The job is to find each line of the records below that includes the word "subtitle" and copy it.

== Input for this task

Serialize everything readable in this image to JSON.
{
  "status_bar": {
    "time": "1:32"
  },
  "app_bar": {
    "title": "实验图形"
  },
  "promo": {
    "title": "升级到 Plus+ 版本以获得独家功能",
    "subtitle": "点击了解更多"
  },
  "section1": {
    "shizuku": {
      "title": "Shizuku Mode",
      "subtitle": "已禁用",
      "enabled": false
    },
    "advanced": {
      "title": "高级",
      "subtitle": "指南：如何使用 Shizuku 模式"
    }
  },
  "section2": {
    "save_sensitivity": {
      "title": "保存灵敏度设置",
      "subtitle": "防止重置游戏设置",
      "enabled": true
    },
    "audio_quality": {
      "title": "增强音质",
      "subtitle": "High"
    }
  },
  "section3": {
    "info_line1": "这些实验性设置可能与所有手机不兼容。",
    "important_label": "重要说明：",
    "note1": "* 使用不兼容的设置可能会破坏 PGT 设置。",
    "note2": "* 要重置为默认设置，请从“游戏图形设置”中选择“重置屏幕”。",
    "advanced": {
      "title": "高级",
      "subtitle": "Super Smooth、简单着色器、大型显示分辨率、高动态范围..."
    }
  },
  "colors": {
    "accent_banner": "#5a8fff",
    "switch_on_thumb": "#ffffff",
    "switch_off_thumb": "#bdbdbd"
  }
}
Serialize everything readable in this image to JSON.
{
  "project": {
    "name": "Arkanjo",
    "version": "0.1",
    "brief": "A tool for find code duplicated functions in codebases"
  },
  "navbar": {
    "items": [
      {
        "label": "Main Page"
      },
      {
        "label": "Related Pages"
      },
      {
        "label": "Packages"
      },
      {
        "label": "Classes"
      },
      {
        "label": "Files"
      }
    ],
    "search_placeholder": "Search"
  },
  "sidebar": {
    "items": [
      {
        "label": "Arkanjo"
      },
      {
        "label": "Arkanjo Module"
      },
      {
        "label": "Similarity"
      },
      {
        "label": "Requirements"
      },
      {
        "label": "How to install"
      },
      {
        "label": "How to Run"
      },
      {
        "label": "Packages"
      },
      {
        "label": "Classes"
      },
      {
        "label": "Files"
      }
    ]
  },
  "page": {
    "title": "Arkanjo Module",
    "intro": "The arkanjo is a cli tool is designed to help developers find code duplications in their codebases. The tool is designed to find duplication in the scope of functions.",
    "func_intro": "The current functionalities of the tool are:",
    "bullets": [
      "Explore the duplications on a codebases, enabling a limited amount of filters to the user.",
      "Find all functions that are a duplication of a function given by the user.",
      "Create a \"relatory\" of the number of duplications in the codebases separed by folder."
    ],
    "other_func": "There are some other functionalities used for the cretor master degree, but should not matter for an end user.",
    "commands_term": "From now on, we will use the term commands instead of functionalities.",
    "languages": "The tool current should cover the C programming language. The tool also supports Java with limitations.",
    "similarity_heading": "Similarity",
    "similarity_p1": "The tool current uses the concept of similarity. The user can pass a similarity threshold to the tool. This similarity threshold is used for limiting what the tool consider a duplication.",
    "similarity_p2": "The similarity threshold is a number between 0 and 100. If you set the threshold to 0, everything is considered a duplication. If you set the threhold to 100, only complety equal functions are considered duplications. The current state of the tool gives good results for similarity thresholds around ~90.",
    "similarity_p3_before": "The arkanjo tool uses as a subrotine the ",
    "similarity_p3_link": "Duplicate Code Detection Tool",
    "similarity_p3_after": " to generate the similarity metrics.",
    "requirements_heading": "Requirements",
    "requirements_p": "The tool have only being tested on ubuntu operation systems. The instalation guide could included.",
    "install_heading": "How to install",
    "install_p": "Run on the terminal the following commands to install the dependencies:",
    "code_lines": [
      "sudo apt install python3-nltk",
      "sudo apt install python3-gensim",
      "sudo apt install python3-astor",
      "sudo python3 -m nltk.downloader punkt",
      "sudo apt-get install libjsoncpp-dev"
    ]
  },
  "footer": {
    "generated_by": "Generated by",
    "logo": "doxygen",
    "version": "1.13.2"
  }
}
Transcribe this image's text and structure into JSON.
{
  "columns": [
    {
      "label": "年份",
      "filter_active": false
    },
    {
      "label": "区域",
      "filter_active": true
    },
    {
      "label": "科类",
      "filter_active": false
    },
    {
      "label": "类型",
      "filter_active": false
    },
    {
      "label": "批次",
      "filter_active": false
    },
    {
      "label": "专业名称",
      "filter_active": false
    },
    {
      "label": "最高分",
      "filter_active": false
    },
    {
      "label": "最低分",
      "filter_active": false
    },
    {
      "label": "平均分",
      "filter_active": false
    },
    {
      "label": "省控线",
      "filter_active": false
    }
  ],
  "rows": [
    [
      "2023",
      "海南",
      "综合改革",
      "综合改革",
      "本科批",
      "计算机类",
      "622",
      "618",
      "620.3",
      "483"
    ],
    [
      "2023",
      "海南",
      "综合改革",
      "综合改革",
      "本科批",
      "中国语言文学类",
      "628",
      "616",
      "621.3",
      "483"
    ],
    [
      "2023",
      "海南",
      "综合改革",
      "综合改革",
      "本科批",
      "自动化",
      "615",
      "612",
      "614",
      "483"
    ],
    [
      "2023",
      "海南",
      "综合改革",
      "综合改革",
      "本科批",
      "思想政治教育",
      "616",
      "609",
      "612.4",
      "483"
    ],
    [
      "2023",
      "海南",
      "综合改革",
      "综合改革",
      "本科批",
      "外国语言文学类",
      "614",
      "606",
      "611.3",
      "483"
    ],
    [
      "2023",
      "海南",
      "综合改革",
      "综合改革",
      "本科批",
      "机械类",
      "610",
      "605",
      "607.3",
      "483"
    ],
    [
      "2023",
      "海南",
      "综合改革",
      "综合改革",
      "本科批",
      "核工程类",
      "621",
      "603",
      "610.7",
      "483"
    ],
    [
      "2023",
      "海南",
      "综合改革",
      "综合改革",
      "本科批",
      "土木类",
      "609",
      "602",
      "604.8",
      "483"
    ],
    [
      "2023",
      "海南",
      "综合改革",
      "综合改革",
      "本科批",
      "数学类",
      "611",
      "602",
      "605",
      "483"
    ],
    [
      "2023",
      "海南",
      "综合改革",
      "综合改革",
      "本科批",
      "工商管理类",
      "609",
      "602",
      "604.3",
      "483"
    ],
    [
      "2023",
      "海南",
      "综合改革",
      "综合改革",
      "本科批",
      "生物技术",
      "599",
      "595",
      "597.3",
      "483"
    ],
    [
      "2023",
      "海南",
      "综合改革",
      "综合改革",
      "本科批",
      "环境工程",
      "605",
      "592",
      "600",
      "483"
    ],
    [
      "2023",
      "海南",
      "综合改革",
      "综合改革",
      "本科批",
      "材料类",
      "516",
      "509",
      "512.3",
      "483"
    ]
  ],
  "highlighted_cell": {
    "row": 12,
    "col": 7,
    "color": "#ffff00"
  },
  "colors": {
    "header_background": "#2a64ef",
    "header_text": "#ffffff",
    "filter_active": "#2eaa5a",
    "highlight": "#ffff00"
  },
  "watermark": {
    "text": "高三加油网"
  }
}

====

**Output of the exercise**
    "subtitle": "点击了解更多"
      "subtitle": "已禁用",
      "subtitle": "指南：如何使用 Shizuku 模式"
      "subtitle": "防止重置游戏设置",
      "subtitle": "High"
      "subtitle": "Super Smooth、简单着色器、大型显示分辨率、高动态范围..."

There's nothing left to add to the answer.